The great Mahabharata war between the Pandavas and the Kauravas took place on the holy plain of Kurukshetra. After the failure of Lord Krishna’s peace mission, when He Himself went to Hastinapura as the emissary of the Pandavas, there was no other alternative for the Pandavas but to engage in war for their rightful share of the kingdom.
All the famous warriors from both sides had assembled on the battlefield. Tents and wagons, weapons and machines, chariots and animals covered the vast plain.
Lord Krishna arrived on the scene in a magnificent chariot yoked by white horses. He was to act as the charioteer of Arjuna, one of the Pandava princes.
The din of hundreds of conches, blaring forth suddenly, announced the commencement of the battle. Arjuna blew his conch “Devadatta”, while Bhima, his brother, sounded the “Paundra”. All the other great warriors blew their respective conches.
As the two armies were arrayed, ready for battle, Arjuna requested Krishna to place his chariot between them so that he might survey his opponents. He was bewildered by the scene before him, for he beheld on both sides, fathers and grandfathers, teachers and uncles, fathers-in-law, grandsons, relatives and comrades.

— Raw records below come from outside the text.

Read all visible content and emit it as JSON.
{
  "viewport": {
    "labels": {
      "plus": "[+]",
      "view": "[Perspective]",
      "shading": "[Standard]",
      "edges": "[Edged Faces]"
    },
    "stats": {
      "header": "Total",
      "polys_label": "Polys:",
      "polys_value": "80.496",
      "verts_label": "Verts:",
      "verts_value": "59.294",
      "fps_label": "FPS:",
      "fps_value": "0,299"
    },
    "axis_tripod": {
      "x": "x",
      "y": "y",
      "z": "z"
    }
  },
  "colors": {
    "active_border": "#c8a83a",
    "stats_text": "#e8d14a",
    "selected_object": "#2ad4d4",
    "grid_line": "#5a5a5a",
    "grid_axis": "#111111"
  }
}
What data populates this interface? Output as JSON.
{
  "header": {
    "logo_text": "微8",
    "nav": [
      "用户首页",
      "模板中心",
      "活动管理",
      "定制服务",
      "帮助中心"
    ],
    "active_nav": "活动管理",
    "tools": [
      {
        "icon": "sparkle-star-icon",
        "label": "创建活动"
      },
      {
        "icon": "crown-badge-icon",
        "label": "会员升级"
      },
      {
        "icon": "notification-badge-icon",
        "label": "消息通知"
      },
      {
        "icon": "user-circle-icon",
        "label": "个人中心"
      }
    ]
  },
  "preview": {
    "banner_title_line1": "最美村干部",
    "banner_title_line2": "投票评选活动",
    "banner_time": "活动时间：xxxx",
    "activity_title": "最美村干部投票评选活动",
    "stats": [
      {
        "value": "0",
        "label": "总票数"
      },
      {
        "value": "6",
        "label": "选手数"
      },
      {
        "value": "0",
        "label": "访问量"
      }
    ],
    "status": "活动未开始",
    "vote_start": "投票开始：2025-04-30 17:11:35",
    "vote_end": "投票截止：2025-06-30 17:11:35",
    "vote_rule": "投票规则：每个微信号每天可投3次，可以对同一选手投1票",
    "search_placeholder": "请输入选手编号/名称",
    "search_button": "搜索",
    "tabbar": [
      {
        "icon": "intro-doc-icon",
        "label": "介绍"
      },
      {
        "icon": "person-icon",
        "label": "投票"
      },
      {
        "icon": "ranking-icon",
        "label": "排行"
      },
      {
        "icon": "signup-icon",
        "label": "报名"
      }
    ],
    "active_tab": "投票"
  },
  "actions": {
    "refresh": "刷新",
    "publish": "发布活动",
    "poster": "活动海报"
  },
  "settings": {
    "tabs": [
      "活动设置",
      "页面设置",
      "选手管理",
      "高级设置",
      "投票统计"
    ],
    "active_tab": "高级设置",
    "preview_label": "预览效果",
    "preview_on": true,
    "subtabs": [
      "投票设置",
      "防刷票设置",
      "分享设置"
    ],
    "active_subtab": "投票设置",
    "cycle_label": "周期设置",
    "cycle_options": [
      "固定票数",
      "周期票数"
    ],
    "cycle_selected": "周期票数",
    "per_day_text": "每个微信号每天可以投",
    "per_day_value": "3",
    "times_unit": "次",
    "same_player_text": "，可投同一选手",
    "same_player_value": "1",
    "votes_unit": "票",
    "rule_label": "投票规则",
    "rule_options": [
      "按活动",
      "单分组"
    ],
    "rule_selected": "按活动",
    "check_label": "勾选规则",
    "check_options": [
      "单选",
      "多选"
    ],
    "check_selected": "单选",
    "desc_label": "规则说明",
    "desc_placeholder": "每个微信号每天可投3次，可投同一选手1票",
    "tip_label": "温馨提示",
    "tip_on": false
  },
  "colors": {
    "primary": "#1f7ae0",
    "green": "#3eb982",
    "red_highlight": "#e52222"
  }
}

Confusion reigned in Arjuna’s mind. Should he participate in this terrible carnage? Was it proper to destroy one’s relatives for the sake of a kingdom and some pleasures? Would it not be much better for him to surrender everything in favour of his enemies and retire in peace? As these thoughts rushed into his mind, a feeling of despondency overtook Arjuna. He had no enthusiasm to engage in this battle. Letting his bow slip from his hands, Arjuna could do nothing but turn to Lord Krishna for guidance and enlightenment.
Source: Bhagavad Gita by Swami Sivananda